Czech Republic: Mandatory energy audits

22.03.2016

The Act on Energy Management was amended with effect from 1 July 2015 introducing a new duty for large businesses to carry out energy audits. Due to harmonization with EU law, these businesses were obliged to carry out their energy audit before 5 December 2015. Such a short period of time resulted in most businesses failing to fulfil this obligation in time. The State Energy Inspection has therefore recently announced that in the first half of 2016 it will not of its own initiative check whether businesses have carried out this obligation. However, if the State Energy Inspection receives information which it has a statutory duty to investigate, it will require that the business under investigation provides either results of the audit or documents that the audit has been commissioned and is being carried out. Otherwise, the business may be fined up to CZK 5 million. What is actually understood under an energy audit and who does the duty to carry out energy audits apply to?

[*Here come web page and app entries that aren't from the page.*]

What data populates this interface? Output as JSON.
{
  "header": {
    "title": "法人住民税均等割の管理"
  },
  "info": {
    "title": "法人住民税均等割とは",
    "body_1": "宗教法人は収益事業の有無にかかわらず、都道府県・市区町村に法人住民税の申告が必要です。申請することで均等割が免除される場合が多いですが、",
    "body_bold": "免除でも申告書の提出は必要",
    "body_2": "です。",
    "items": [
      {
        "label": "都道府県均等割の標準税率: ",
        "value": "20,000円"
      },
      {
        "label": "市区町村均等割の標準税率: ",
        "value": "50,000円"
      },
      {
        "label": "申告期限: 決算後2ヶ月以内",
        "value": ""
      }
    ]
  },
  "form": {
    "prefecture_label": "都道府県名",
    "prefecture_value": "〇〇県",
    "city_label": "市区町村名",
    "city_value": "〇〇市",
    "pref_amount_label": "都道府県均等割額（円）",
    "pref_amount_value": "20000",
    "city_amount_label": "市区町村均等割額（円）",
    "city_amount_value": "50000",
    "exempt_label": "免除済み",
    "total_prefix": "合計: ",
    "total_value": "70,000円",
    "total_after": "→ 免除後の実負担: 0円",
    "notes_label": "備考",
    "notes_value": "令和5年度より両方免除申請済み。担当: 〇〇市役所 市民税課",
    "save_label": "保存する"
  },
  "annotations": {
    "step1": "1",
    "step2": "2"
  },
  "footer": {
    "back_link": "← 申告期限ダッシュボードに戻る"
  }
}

An energy audit, i.e. a written report on the levels of energy use, must be carried out at least once every 4 years  for energy units owned or used by businesses which:

  1. have at least 250 employees, or
  2. have annual turnover of at least EUR 50 million or total annual balance sheet value of at least EUR 43 million, or
  3. own a building or energy unit which consumes more than 700 GJ/year (194 MWh/year), and its total energy consumption within the last two years reached at least 35 000 GJ/year (9 722 MWh/year).

The obliged entity is thus assessed either on the basis of its size, i.e. its financial turnover, or on the basis of its energy consumption. From now on, each business which owns or uses an energy unit, i.e. a unit of technical devices and buildings used to deal with energy, should ascertain whether the duty to carry out energy audits applies to it. If so, such a business should, without undue delay, contact an energy specialist, licensed to carry out energy audits by the Ministry of Industry and Trade, and commission an energy audit.

An energy audit is valid for a maximum 4 years unless the building or the energy unit, for which it has been carried out, undergoes a major change. The audit report includes information on the current or predicted levels of energy use and suggestions on how to save energy or increase energy efficiency and provides for practical recommendations for their implementation. Businesses are obliged to inform the Ministry of Industry and Trade that an energy audit has been carried out, to keep the audit report and submit it to the Ministry or the State Energy Inspection upon their request.

Despite the State Energy Inspection having announced that it will not of its own initiative check whether businesses observe the duty to carry out energy audits, businesses may be investigated and penalized due to information the Inspection has received and is obliged to investigate. Taking into consideration that the Inspection has not ruled out possible inspections in the second half of 2016, we can only recommend that businesses which are obliged to carry out energy audits do so at their earliest convenience.